Friday, 12 October 2012

8:30 am – 9:00 am Registration
9:00 am – 5:00 pm Symposium Sessions
5:00 pm – 6:00 pm Reception

Free

Theresa Lang Community and Student Center
Arnhold Hall
THE NEW SCHOOL
55 West 13th Street
New York, NY 10011

9:15am – 10:00am: Session 1. Assessing the Relationship between Archives and Activism

10:00am– 11:15am: Session 2. Mobilizing Documentary Practice: Building Archives and
Identity

11:30am – 1:00pm: Session 3*. New Content, New Communities: Acquisition and
Preservation in Nontraditional Archives (*Planning for the Short and Long Term Stewardship of Occupy Wall Street’s Digital Records Anna Perricci, OWS Archives Working Group )

2:00pm -3:30pm: Session 4. Whose Archives?: Interactions between Archivists and
Communities

3:45pm – 5:00pm: Session 5. Archives as a Site of Activism

5:00pm – 6:00pm: Reception

FULL SCHEDULE ONLINE 

Tonight Sun. 5-7 pm: What should an archive of Occupy Wall Street look like?

Is there any relation to art and the archive? To museum and libraries? If you said yes or maybe to either one of these question, or if you are just curious about the science of libraries and archives then come tonight and take part in this import OWS forum:

 

OWS Archives Forum: What should an archive of Occupy Wall Street look like?

@ Judson Memorial Assembly Hall
Sunday Feb 5, 5-7pm

On its surface, it appears to be an impossible task: to document the activities of a major social movement as it is happening. And yet this has been the monumental task undertaken by the Occupy Wall Street Archives Working Group (OWS Archives WG), a collection of archivally-interested individuals who have established a sizeable collection of signs, flyers, interviews, oral histories, and artifacts ever since the infancy the occupation at Liberty Plaza (formerly known as Zuccotti Park). And, as you might expect, the OWS Archives working group have encountered this important question of the ultimate vision for an archive of Occupy Wall Street.

The OWS Archives Working Group is seeking input from people throughout the Occupy movement and the broader community of archivists & collectors on how to move forward with the management of the OWS Archives. In a public forum at Judson Memorial Assembly Hall , we intend to offer a presentation on the status of the Archives of Occupy Wall Street and host a discussion on visions for the future of the collection. We highly encourage anyone with an interest in archives and the developing history of the Occupy movement to attend for an exciting and urgent discussion.

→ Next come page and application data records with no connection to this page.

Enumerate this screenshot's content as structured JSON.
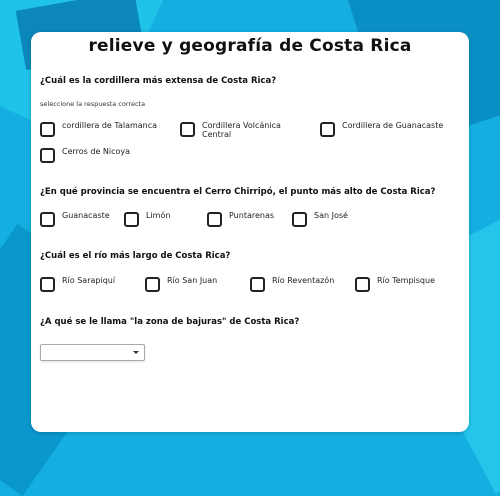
{
  "page": {
    "title": "relieve y geografía de Costa Rica"
  },
  "questions": [
    {
      "text": "¿Cuál es la cordillera más extensa de Costa Rica?",
      "hint": "seleccione la respuesta correcta",
      "options": [
        "cordillera de Talamanca",
        "Cordillera Volcánica\nCentral",
        "Cordillera de Guanacaste",
        "Cerros de Nicoya"
      ]
    },
    {
      "text": "¿En qué provincia se encuentra el Cerro Chirripó, el punto más alto de Costa Rica?",
      "options": [
        "Guanacaste",
        "Limón",
        "Puntarenas",
        "San José"
      ]
    },
    {
      "text": "¿Cuál es el río más largo de Costa Rica?",
      "options": [
        "Río Sarapiquí",
        "Río San Juan",
        "Río Reventazón",
        "Río Tempisque"
      ]
    },
    {
      "text": "¿A qué se le llama \"la zona de bajuras\" de Costa Rica?",
      "select": {
        "value": ""
      }
    }
  ],
  "colors": {
    "background": "#14aee0",
    "card": "#ffffff",
    "checkbox_border": "#222222"
  },
  "icons": {
    "checkbox": "checkbox-icon",
    "dropdown": "chevron-down-icon"
  }
}
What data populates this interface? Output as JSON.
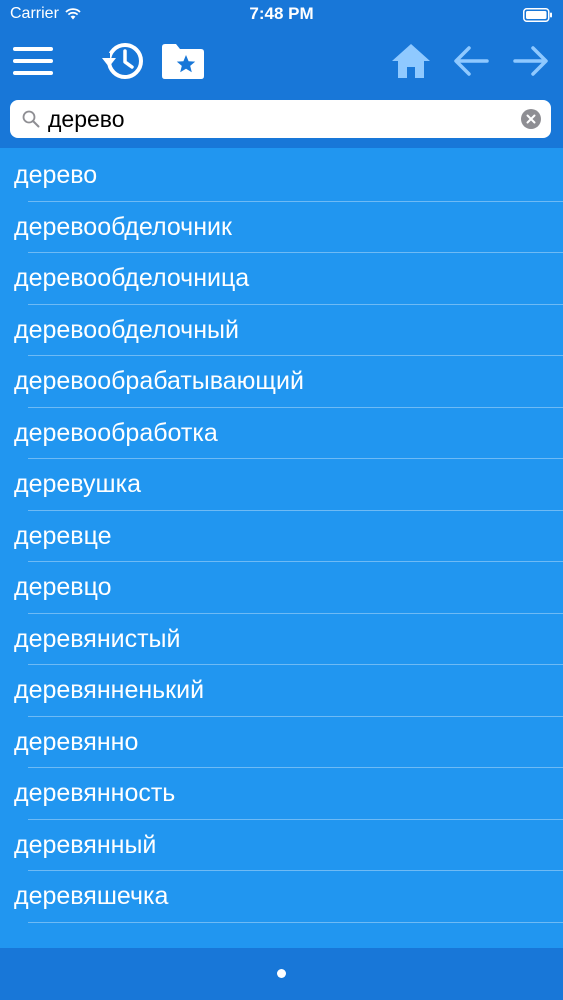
{
  "status_bar": {
    "carrier": "Carrier",
    "time": "7:48 PM"
  },
  "toolbar": {
    "icons": [
      "menu-icon",
      "history-icon",
      "bookmarks-folder-icon",
      "home-icon",
      "arrow-left-icon",
      "arrow-right-icon"
    ],
    "accent_color": "#8fc9ff"
  },
  "search": {
    "value": "дерево"
  },
  "results": [
    "дерево",
    "деревообделочник",
    "деревообделочница",
    "деревообделочный",
    "деревообрабатывающий",
    "деревообработка",
    "деревушка",
    "деревце",
    "деревцо",
    "деревянистый",
    "деревянненький",
    "деревянно",
    "деревянность",
    "деревянный",
    "деревяшечка"
  ],
  "colors": {
    "toolbar_background": "#1877d8",
    "list_background": "#2196f0",
    "text": "#ffffff"
  }
}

Please RSVP to archive@nycga.net

(reposted from Occupy With Art/Share OWS)